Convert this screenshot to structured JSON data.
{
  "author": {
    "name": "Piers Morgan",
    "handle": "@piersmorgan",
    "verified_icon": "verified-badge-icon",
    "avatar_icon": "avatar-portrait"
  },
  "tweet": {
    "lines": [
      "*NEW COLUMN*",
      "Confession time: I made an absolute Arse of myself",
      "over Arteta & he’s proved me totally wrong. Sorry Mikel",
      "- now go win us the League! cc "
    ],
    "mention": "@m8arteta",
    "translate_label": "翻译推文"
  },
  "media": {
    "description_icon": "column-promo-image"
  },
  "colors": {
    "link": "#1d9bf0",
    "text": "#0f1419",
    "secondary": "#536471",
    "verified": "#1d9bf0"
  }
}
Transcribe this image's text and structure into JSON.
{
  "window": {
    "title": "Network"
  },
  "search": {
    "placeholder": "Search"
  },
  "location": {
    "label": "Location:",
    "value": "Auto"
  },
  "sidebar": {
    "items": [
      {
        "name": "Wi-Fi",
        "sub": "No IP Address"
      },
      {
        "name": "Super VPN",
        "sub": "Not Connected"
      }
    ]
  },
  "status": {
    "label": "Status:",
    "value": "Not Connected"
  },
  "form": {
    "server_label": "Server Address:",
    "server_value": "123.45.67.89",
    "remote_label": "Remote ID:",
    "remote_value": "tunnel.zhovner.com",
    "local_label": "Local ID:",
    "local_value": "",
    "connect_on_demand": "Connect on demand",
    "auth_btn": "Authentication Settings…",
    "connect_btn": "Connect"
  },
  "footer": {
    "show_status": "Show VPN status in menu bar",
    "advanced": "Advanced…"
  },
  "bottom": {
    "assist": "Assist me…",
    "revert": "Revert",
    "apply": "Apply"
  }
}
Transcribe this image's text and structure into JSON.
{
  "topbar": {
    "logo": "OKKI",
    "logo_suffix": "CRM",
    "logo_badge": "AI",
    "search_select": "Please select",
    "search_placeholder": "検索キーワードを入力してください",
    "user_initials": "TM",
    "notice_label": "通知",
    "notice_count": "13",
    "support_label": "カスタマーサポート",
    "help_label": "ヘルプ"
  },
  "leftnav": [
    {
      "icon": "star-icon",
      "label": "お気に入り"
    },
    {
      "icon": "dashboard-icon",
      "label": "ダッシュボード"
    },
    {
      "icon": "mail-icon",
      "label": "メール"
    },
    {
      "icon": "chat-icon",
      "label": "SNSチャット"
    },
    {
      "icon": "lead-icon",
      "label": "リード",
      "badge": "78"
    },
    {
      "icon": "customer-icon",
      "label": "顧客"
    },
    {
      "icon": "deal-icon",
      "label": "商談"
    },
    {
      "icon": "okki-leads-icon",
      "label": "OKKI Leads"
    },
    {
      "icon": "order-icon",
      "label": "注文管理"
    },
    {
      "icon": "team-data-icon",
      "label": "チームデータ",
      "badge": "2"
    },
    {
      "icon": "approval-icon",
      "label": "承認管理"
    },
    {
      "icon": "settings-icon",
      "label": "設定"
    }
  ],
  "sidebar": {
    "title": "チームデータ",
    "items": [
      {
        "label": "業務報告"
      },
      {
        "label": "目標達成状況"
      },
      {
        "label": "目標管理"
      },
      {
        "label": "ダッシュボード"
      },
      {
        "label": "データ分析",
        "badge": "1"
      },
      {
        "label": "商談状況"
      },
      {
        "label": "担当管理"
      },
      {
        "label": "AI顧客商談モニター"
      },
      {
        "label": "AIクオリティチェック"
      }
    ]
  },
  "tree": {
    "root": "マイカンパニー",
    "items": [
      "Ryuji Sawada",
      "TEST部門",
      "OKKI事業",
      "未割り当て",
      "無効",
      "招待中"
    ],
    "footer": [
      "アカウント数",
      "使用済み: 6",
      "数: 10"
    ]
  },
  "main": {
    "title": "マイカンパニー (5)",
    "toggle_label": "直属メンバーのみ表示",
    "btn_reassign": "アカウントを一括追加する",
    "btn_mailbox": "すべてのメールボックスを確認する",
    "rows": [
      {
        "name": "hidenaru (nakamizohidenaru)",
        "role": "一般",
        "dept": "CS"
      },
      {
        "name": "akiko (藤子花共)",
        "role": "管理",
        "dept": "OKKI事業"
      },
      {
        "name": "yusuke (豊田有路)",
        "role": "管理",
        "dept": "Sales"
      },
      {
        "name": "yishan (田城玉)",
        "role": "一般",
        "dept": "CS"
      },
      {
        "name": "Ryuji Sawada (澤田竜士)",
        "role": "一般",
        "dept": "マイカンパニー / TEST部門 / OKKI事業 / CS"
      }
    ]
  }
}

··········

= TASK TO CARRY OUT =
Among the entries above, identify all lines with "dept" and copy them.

= EXERCISE SOLUTION =
        "dept": "CS"
        "dept": "OKKI事業"
        "dept": "Sales"
        "dept": "CS"
        "dept": "マイカンパニー / TEST部門 / OKKI事業 / CS"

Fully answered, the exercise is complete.